Our Health Services Research Unit’s public engagement group were delighted to participate in the University’s May Festival again this year. Our team of public engagers took to the Marquee Tent on Saturday and Sunday to randomise festival-goers to mint or fruit polos. We invited volunteers to select a coloured ball from a container that obscures options to show random, blinded allocation (colour representing ‘treatment arm’), which determined the flavour of sweet they received. This allowed us to demonstrate the concept of ‘randomisation’ to treatment as would occur in a clinical trial. Randomisation is a methodology first introduced by clinical trials pioneer James Lind in 1747 to find a cure for sailors suffering with scurvy. The method has been adapted since and adopted as ‘gold standard’ for clinical trials of drugs, surgeries and other therapies.

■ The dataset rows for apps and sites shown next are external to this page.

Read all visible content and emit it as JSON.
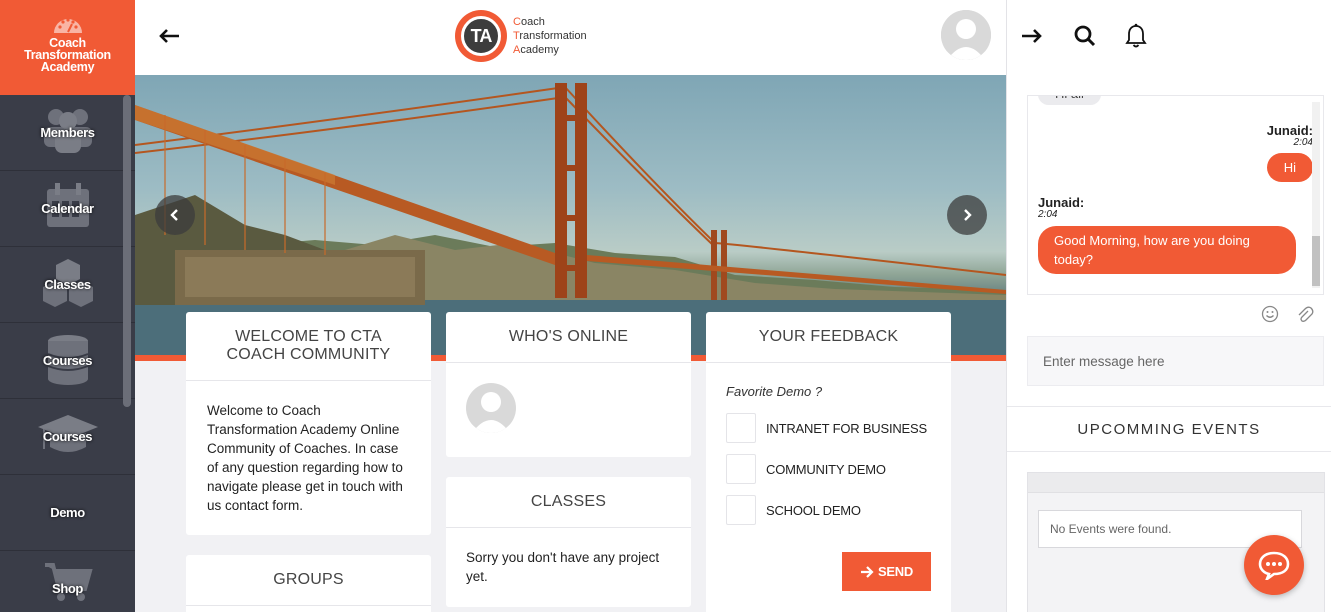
{
  "brand": {
    "name": "Coach Transformation Academy"
  },
  "sidebar": {
    "items": [
      {
        "label": "Members",
        "icon": "members-icon"
      },
      {
        "label": "Calendar",
        "icon": "calendar-icon"
      },
      {
        "label": "Classes",
        "icon": "classes-cubes-icon"
      },
      {
        "label": "Courses",
        "icon": "database-icon"
      },
      {
        "label": "Courses",
        "icon": "graduation-cap-icon"
      },
      {
        "label": "Demo",
        "icon": ""
      },
      {
        "label": "Shop",
        "icon": "cart-icon"
      }
    ]
  },
  "header": {
    "logo_initials": "TA",
    "logo_lines": [
      "Coach",
      "Transformation",
      "Academy"
    ]
  },
  "cards": {
    "welcome": {
      "title": "WELCOME TO CTA COACH COMMUNITY",
      "body": "Welcome to Coach Transformation Academy Online Community of Coaches. In case of any question regarding how to navigate please get in touch with us contact form."
    },
    "online": {
      "title": "WHO'S ONLINE"
    },
    "classes": {
      "title": "CLASSES",
      "body": "Sorry you don't have any project yet."
    },
    "groups": {
      "title": "GROUPS"
    },
    "feedback": {
      "title": "YOUR FEEDBACK",
      "question": "Favorite Demo ?",
      "options": [
        "INTRANET FOR BUSINESS",
        "COMMUNITY DEMO",
        "SCHOOL DEMO"
      ],
      "send_label": "SEND"
    }
  },
  "chat": {
    "messages": [
      {
        "text": "Hi all"
      },
      {
        "name": "Junaid:",
        "time": "2:04",
        "text": "Hi"
      },
      {
        "name": "Junaid:",
        "time": "2:04",
        "text": "Good Morning, how are you doing today?"
      }
    ],
    "input_placeholder": "Enter message here"
  },
  "events": {
    "title": "UPCOMMING EVENTS",
    "empty_text": "No Events were found."
  },
  "colors": {
    "accent": "#f15a35",
    "sidebar": "#3a3d48"
  }
}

It is an essential component that allows conclusions to be drawn about direct causation of outcomes. We use randomisation across our work at the Unit and it was very exciting to engage others with it! We also ran a ‘treasure hunt’ throughout the marquee, which we used to represent ‘follow up’ in trials – the need for participants in trials to come back at a later point post-randomisation – to allow us to report on the outcomes of treatments. Dr Heather Morgan, who co-ordinates the group, said: “There was low attrition (meaning most people who had been randomised also completed the hunt), which might have been something to do with the balloon reward at the end of our ‘trial’! It was great to see people take part in our event and to have conversations with members of the public about the work we do. It was a lot of fun and also great for teambuilding with colleagues who don’t always work directly together.” The group would like to acknowledge financial support received from the University’s Public Engagement with Research Unit’s Enabling Fund following a successful application/award.
Our public engagement team at May Festival 2017